=== Exercise description ===
Every line containing the string "icon" should be returned from the records.

□ □ □

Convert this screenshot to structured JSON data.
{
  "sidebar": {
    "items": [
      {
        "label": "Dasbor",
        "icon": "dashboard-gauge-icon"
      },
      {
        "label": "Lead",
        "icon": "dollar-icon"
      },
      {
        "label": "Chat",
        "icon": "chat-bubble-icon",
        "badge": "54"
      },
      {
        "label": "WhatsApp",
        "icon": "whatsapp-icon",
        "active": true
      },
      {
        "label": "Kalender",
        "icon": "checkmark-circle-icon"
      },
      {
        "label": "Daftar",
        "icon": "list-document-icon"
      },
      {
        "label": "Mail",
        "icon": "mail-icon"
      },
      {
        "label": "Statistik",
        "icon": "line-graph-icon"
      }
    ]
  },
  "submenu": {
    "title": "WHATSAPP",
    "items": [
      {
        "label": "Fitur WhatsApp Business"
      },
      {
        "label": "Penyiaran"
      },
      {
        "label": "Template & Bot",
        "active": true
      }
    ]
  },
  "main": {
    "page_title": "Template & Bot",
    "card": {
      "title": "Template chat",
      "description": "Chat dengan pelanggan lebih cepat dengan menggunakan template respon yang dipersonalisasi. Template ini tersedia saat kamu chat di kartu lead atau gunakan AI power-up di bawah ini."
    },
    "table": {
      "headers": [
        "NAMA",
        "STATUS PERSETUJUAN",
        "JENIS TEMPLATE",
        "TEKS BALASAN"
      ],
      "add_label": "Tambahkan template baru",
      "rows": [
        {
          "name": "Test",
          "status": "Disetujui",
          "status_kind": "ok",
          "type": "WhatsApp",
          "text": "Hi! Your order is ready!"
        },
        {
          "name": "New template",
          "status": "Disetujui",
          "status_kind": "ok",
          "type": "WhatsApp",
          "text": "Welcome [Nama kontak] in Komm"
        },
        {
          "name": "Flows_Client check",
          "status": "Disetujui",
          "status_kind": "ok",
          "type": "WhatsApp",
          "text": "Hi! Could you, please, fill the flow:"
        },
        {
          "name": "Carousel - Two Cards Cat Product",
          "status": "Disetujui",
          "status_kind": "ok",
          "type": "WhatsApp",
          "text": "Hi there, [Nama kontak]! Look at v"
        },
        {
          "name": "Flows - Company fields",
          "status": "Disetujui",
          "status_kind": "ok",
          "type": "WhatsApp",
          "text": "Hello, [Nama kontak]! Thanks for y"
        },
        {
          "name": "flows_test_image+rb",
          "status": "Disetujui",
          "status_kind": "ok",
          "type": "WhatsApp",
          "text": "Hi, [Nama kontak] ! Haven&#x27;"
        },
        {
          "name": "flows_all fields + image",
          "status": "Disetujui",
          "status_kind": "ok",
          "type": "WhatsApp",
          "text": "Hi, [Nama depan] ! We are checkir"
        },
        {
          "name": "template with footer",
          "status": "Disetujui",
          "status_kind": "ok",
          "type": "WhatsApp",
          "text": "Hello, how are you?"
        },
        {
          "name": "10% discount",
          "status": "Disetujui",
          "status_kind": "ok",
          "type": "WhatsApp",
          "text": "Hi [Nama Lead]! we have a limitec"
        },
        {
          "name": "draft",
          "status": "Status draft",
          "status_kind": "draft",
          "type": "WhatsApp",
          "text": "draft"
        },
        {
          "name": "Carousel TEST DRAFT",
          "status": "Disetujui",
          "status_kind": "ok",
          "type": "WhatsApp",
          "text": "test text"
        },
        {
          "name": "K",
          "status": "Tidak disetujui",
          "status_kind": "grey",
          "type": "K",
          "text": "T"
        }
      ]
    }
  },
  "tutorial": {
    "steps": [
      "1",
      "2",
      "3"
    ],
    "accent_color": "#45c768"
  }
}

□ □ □

=== Exercise response ===
        "icon": "dashboard-gauge-icon"
        "icon": "dollar-icon"
        "icon": "chat-bubble-icon",
        "icon": "whatsapp-icon",
        "icon": "checkmark-circle-icon"
        "icon": "list-document-icon"
        "icon": "mail-icon"
        "icon": "line-graph-icon"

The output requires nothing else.